**Web page and app entries**
^^^^

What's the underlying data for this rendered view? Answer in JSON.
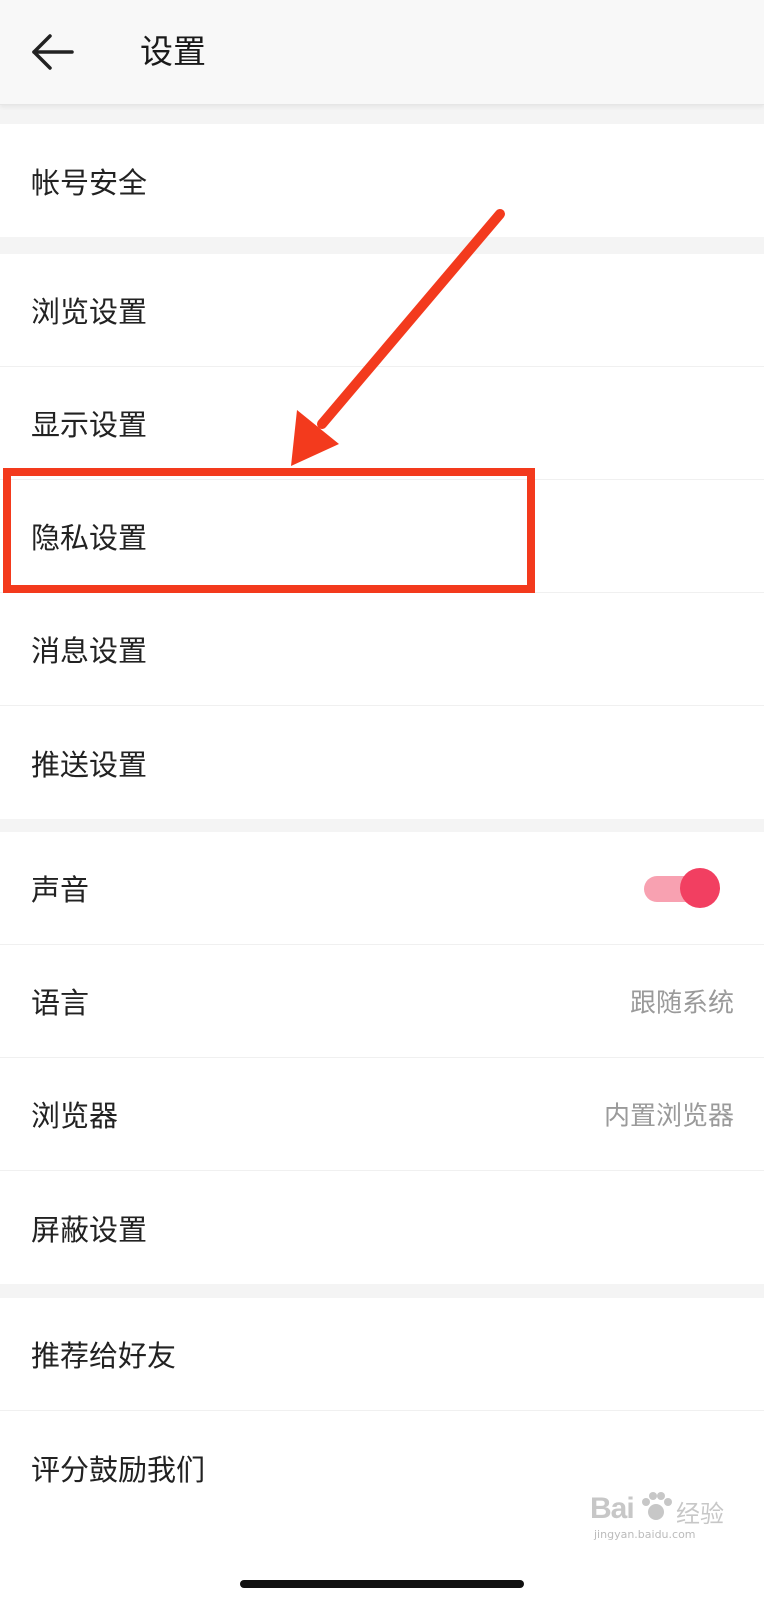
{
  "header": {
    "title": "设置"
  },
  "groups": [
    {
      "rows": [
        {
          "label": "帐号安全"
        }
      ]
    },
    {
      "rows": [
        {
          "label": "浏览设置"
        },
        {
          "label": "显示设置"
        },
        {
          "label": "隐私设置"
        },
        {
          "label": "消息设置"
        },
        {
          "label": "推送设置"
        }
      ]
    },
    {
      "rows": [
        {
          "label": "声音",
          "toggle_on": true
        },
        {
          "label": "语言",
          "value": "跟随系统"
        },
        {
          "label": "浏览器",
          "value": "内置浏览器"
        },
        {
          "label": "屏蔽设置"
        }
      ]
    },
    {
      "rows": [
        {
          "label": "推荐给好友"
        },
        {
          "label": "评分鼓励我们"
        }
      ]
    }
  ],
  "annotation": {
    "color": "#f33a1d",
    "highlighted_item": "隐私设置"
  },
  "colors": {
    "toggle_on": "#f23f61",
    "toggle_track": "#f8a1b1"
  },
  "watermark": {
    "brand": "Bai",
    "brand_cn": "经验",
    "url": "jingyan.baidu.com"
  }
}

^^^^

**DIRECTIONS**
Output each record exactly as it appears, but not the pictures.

**SOLUTION FOR THIS EXERCISE**
What's the underlying data for this rendered view? Answer in JSON.
{
  "header": {
    "title": "设置"
  },
  "groups": [
    {
      "rows": [
        {
          "label": "帐号安全"
        }
      ]
    },
    {
      "rows": [
        {
          "label": "浏览设置"
        },
        {
          "label": "显示设置"
        },
        {
          "label": "隐私设置"
        },
        {
          "label": "消息设置"
        },
        {
          "label": "推送设置"
        }
      ]
    },
    {
      "rows": [
        {
          "label": "声音",
          "toggle_on": true
        },
        {
          "label": "语言",
          "value": "跟随系统"
        },
        {
          "label": "浏览器",
          "value": "内置浏览器"
        },
        {
          "label": "屏蔽设置"
        }
      ]
    },
    {
      "rows": [
        {
          "label": "推荐给好友"
        },
        {
          "label": "评分鼓励我们"
        }
      ]
    }
  ],
  "annotation": {
    "color": "#f33a1d",
    "highlighted_item": "隐私设置"
  },
  "colors": {
    "toggle_on": "#f23f61",
    "toggle_track": "#f8a1b1"
  },
  "watermark": {
    "brand": "Bai",
    "brand_cn": "经验",
    "url": "jingyan.baidu.com"
  }
}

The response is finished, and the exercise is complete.